Some members of the board – tasked with preserving the city's historic portions and features – urged hotel officials to keep the public informed about the landmark property and work being done, of which there is much, according to owner Neel Shah and a representative, attorney Jennifer Stone, at the meeting.
A "timeline or some sort of an explanation of where" the Hotel Aiken renovation and rebuild stands would be of serious public interest, board member John McMichael Jr. said Tuesday night, and would likely correct misconceptions. McDonald Law, the Design Review Board chairman, both during and after the meeting agreed, emphasizing that a reviewable report would be appreciated.
"You know," McMichael said, "perception is everything."
Hotel Aiken, at the prominent downtown corner of Laurens Street and Richland Avenue, has for years now been the subject of a grand, multimillion-dollar renovation and modernization effort. In December 2017, Shah revealed the hotel, which dates back more than century, would join the Courtyard by Marriott family while retaining its local business ties and its historic charm.
At the time, Shah said the new and improved Hotel Aiken – more rooms, a patio, places to meet, water features – would be ready by the 2019 Masters. It's now August 2020; the doors have not opened, the place is gutted and little exterior progress has been made recently.
Inside, though, is a different story, Stone told the board. Tedious, intensive work and planning is ongoing, she said, noting the coronavirus pandemic has decimated the hospitality industry the world over.
The languishing outward appearance of the hotel, however, led the owner of nearby Malia's Restaurant to inquire in July about the city's demolition by neglect provision and whether it would be applicable to the in-limbo lodging.
"It just doesn't look like anybody cares," Design Review Board member Katy Lipscomb said of the hotel. Ryan Bland, the city's planning director, noted there was some cosmetic damage: peeling paint and a damaged cornice, as examples.

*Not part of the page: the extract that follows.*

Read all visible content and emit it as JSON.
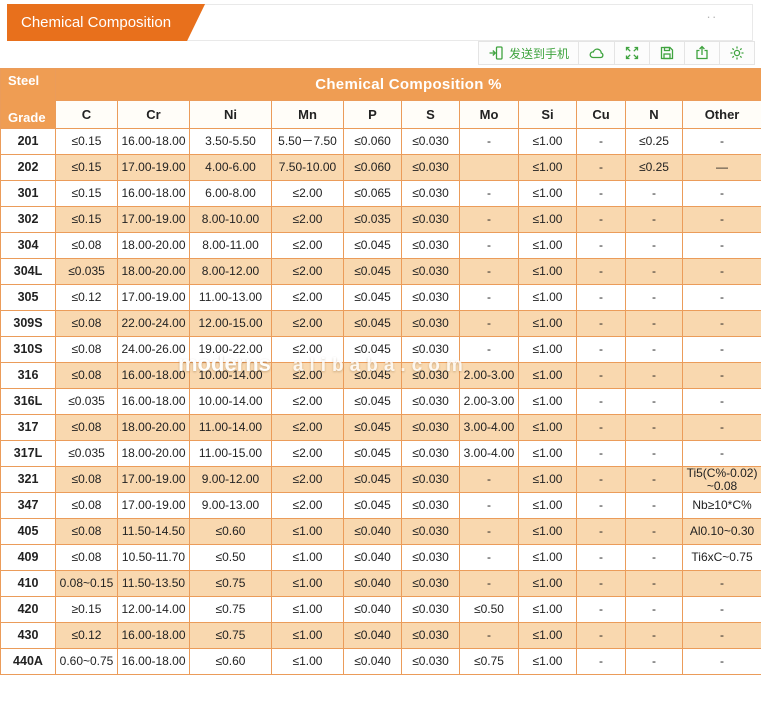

Demolition by neglect is a rare maneuver the city can use to intervene and compel property owners to address blight and, in a broader context, protect noteworthy architecture. Law has said it is more defensive and protective than offensive and destructive.